Go through the records below and return each line that has "more" in it.

───── PROVIDED DATA ─────

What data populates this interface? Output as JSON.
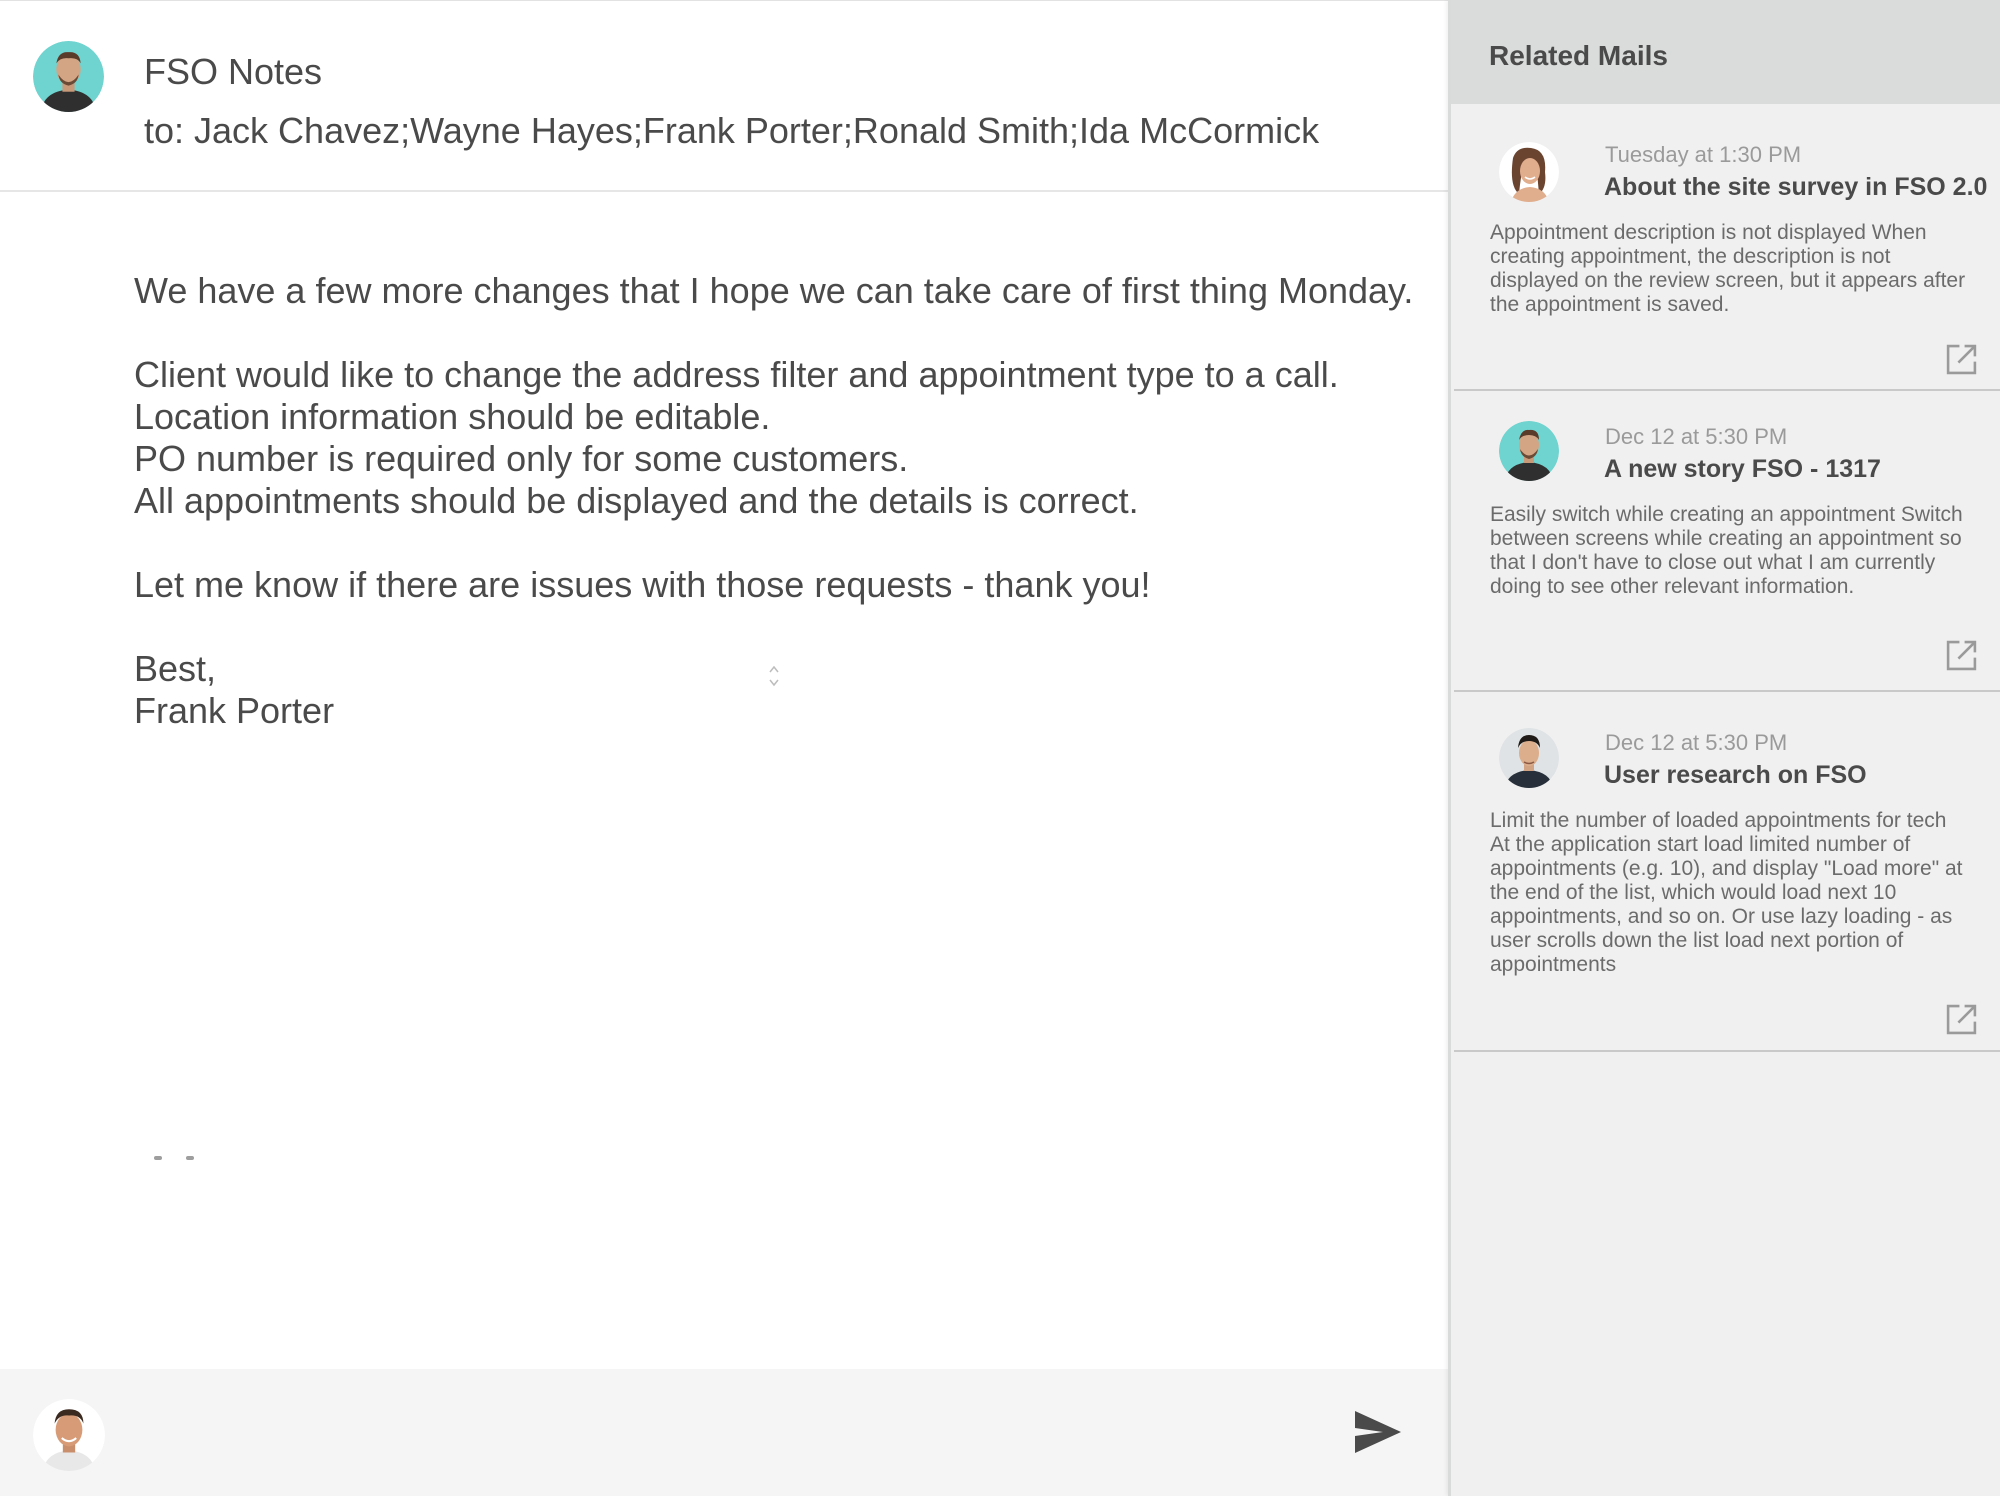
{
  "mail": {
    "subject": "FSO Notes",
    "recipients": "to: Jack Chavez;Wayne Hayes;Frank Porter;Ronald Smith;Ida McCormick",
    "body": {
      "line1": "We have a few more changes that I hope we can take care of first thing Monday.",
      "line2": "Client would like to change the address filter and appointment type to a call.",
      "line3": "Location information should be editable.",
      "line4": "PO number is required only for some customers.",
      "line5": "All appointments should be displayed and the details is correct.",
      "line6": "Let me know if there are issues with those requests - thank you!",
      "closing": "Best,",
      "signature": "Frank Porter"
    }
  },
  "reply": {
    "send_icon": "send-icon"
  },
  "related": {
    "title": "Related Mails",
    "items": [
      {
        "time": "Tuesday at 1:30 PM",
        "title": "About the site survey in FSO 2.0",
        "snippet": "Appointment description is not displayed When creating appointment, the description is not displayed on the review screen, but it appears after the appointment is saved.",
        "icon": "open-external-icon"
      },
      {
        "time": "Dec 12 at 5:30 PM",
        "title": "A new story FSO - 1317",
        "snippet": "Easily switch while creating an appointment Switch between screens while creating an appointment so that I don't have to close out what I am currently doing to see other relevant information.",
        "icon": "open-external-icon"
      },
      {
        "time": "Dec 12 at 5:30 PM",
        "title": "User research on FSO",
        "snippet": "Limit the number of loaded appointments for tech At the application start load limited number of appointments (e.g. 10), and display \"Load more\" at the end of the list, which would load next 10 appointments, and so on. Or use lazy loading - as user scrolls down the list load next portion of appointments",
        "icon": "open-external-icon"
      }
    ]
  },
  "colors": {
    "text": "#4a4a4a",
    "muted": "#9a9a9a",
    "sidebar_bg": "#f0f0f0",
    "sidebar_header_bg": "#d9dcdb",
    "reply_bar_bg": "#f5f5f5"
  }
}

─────

• RESPONSE:
      "line1": "We have a few more changes that I hope we can take care of first thing Monday.",
        "snippet": "Limit the number of loaded appointments for tech At the application start load limited number of appointments (e.g. 10), and display \"Load more\" at the end of the list, which would load next 10 appointments, and so on. Or use lazy loading - as user scrolls down the list load next portion of appointments",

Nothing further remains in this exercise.